Check each line of the records below for the word "Windows" and copy those where it appears.

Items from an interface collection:
Content starts

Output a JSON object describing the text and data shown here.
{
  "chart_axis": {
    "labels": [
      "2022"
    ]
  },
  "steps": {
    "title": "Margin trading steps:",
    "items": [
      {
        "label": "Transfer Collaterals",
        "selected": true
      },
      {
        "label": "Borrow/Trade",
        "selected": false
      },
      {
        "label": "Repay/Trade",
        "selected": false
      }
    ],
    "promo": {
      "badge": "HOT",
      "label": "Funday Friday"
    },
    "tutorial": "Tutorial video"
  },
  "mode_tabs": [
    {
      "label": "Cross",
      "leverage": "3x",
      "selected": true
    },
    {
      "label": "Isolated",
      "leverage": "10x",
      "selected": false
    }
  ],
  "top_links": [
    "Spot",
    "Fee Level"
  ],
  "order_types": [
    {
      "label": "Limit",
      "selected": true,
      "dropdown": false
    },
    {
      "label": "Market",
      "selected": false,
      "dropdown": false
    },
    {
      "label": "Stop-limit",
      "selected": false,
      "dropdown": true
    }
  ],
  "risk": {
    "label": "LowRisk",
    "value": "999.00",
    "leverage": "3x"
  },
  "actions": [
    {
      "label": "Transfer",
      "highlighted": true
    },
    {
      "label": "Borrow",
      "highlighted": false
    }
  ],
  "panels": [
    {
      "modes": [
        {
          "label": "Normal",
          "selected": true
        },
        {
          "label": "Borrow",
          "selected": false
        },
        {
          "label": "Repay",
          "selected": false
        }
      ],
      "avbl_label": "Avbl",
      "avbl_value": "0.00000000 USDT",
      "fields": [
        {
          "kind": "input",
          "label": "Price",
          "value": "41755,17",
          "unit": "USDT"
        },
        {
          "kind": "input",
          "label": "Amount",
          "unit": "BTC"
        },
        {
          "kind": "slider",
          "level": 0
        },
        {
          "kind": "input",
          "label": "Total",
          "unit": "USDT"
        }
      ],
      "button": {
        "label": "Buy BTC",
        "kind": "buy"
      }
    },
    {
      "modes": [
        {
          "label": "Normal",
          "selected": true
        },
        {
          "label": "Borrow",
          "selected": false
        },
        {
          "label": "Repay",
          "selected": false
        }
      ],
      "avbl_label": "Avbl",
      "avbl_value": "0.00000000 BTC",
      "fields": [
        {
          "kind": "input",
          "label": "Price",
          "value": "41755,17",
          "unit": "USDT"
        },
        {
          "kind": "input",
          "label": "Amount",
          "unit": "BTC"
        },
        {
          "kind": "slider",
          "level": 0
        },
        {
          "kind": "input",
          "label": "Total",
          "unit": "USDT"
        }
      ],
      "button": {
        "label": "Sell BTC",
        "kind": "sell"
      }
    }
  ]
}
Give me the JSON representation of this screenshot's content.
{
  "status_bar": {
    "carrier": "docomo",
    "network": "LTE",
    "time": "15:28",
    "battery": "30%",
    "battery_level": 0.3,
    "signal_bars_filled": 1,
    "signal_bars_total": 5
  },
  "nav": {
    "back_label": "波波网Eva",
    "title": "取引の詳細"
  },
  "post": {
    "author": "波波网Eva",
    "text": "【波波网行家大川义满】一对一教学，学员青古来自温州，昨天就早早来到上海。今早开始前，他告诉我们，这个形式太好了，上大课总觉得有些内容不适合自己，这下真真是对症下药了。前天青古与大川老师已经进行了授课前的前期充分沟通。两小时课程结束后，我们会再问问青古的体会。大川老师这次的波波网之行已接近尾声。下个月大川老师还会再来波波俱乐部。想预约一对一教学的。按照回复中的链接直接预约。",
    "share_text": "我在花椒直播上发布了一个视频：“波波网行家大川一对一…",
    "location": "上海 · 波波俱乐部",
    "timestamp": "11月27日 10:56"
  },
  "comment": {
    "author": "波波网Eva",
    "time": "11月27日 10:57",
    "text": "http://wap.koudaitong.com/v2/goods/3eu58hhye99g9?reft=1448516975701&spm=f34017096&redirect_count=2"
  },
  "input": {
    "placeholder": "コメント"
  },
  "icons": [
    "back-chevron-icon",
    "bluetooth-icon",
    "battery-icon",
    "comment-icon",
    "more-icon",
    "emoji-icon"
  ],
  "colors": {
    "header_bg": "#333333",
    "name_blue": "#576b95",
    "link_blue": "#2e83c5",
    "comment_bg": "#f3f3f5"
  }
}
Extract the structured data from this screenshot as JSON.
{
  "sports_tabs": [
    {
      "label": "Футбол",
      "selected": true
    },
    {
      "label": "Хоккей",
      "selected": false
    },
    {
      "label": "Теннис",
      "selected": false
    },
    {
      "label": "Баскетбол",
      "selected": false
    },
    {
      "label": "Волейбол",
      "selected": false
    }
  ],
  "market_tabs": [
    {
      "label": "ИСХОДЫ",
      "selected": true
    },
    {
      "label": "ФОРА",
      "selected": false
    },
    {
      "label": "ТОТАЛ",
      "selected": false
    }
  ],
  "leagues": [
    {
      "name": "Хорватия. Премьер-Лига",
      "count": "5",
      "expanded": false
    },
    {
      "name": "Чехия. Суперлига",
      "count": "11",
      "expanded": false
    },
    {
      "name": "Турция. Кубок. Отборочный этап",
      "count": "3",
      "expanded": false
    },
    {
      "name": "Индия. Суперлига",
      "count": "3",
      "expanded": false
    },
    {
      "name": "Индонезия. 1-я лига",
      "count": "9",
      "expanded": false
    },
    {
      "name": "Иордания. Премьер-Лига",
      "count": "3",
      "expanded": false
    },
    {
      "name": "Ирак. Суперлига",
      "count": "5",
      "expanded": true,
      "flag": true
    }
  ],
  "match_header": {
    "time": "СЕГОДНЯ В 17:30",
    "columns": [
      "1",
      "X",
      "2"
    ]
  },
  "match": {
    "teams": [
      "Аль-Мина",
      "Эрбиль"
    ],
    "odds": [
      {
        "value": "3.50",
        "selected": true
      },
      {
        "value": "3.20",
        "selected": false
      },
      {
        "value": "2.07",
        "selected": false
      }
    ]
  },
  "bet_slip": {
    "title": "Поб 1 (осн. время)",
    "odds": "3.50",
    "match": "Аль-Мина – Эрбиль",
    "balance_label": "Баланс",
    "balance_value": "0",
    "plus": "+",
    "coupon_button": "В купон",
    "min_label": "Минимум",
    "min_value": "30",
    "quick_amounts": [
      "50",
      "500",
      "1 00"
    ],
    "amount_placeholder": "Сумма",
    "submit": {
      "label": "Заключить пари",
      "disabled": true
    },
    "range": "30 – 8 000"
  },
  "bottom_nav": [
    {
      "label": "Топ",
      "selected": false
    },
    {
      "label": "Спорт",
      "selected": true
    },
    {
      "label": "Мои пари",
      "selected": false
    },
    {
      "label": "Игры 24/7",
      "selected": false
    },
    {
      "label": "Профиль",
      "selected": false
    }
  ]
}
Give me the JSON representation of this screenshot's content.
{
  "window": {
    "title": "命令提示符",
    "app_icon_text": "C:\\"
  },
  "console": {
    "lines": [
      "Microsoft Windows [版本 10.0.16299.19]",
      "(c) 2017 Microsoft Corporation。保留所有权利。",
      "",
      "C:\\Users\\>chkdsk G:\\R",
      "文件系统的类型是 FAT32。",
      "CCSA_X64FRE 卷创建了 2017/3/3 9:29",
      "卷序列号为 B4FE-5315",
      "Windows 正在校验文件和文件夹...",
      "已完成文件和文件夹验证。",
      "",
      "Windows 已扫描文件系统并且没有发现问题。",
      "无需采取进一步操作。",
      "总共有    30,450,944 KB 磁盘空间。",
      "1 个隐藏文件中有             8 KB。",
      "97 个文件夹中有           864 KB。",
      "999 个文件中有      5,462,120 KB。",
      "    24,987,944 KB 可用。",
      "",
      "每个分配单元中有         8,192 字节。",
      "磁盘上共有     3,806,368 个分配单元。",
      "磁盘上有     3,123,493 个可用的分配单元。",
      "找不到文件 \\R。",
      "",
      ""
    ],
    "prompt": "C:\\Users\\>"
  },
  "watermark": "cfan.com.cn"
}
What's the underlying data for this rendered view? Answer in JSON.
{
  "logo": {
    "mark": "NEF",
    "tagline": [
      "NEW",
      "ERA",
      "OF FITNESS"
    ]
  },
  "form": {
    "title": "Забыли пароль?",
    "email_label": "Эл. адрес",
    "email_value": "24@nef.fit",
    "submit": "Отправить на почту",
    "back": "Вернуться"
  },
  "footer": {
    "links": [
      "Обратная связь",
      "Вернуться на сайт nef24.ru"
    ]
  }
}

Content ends

## Response to this exercise
      "Microsoft Windows [版本 10.0.16299.19]",
      "Windows 正在校验文件和文件夹...",
      "Windows 已扫描文件系统并且没有发现问题。",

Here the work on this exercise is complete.